Inheritance: There is no estate duty as of 15 February 2008.
Residents: Residents are taxed on their income at progressive rates, ranging from 2% to 22%.
Roundtrip buying costs in Singapore can reach 34.45%
The total roundtrip costs are about 13.45% to 34.45%. The buyer pays stamp duty at around 1% to 3%. The buyer may pay additional stamp duty of 5% to 15. Because Singapore uses a common database of all property listings, there is no sense in hiring more than one agent. To register the property, there are four procedures, typically done in six days.
Singapore favours landlords
With the passage of the Control of Rent (Abolition) Act in 2001, the law in Singapore became clearly pro-landlord.
Rents: The parties can freely determine the rent and the rate of rent increase. Tenants usually pay a security deposit of one month’s rent for every year of lease.
Dispute Resolution: Most landlord and tenant disputes are resolved through mediation or Alternative Dispute Resolution, usually through groups such as the Consumer Association of Singapore (CASE) and Singapore Mediation Center (SMC).
Strong economic growth; improving labour marketSingapore’s economy expanded by 7.2% during 2021, in sharp contrast from the prior year’s pandemic-induced contraction of 5.4% and the highest growth since 2010, according to the Ministry of Trade and Industry (MTI). The economy grew by an average of 5.3% annually from 2010 to 2018 and slowed sharply to 1.3% in 2019.
- Manufacturing expanded by 12.8%, up from 7.3% in the previous year
- Construction surged 18.7%, a sharp rebound from the 35.9% contraction in 2020
- Services expanded by 5.2%, in contrast to a 6.9% decline in the previous year
Singapore’s fast economic recovery can be partly attributed by the government’s fast rollout of coronavirus vaccines. By end-2021, about 87% of the population were fully-vaccinated.
For 2022, Singapore’s economy is expected to return to its long-term average growth of about 5%.
The labour market is recovering steadily. Unemployment fell to 2.5% in November 2021, the lowest since the start of the pandemic, according to the Ministry of Manpower (MOM). Resident unemployment fell to 3.2% while citizen unemployment dipped to 3.5%.
“The increase in group sizes for dining out and the opening of more vaccinated travel lanes have allowed sectors hardest-hit by Covid-19 such as food and beverage services and air transport to begin ramping up capacity again. We expect hiring demand in domestic sectors to pick up with gradual relaxation of community measures,” said Manpower Minister Tan See Leng.
“With the spread of the Omicron variant throughout the world, it is likely that Singapore will see a new wave of cases in the coming weeks. Businesses and workers need to be adaptable and flexible as the Covid-19 situation changes,” Tan See Leng added.
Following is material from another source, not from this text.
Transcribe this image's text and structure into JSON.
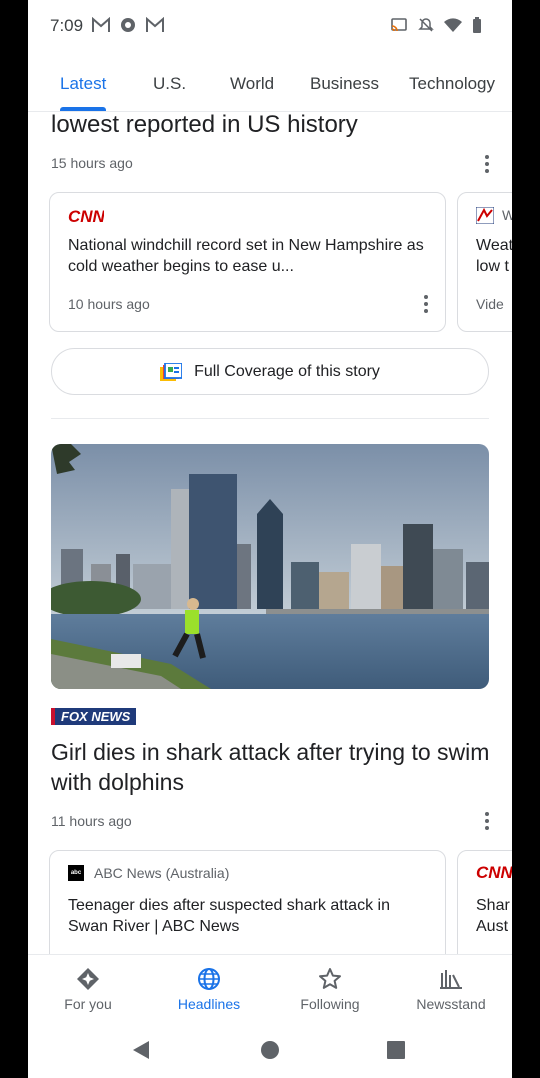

The government introduced the SGUnited Jobs and Skills Package in May 2020 to help workers affected by the pandemic. The program received an additional SG$ 5.4 billion (US$ 4 billion) funds in Budget 2021 to support the hiring of 200,000 locals and provide up to 35,000 training opportunities. As of Q3 2021, more than 146,000 workers have been placed into jobs or training under the program.
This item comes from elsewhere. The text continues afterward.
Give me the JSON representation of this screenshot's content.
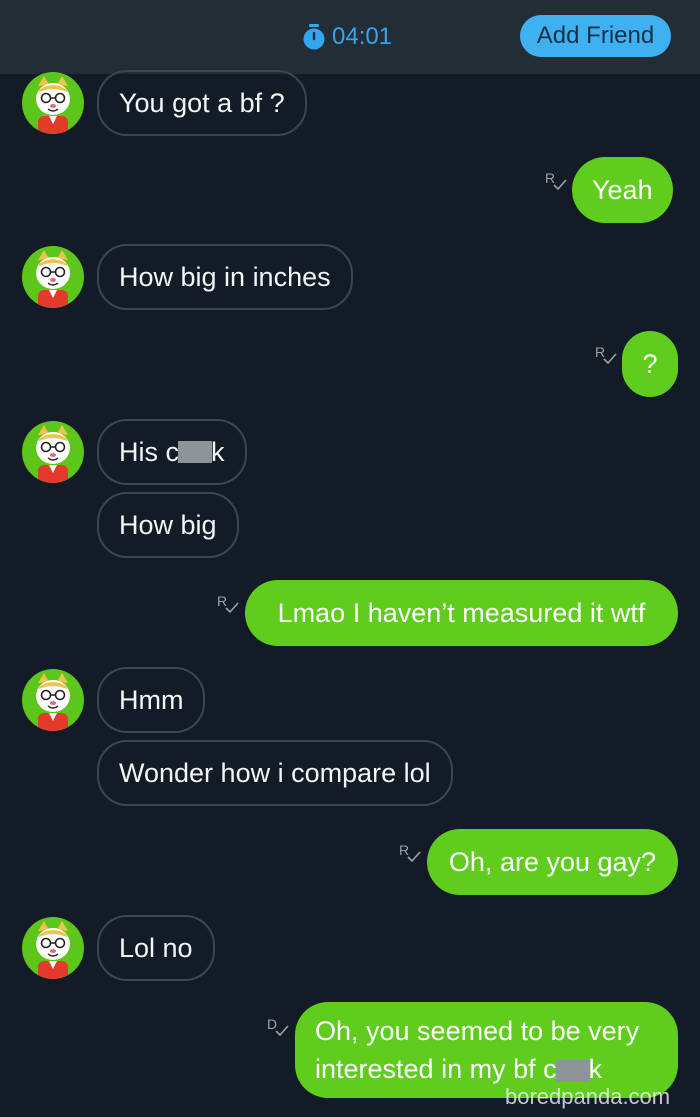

Annual inflation accelerated to 3.8% in November 2021, the highest level since February 2013, mainly driven by increases in the cost of food and housing accommodation, according to Statistics Singapore.
Despite the increasing inflationary pressures, the Monetary Authority of Singapore (MAS), the country’s central bank, retained the rate of appreciation of the S$NEER policy band at 0% per year in October 2021 with no change to the width of the policy band, to continuously boost economic activity.
“This policy stance was appropriate as core inflation was projected to rise only gradually from subdued levels and keep below its historical average.”
The average exchange rate in December 2021 was US$ 1 = SG$ 1.3633, a 2.3% depreciation from a year ago.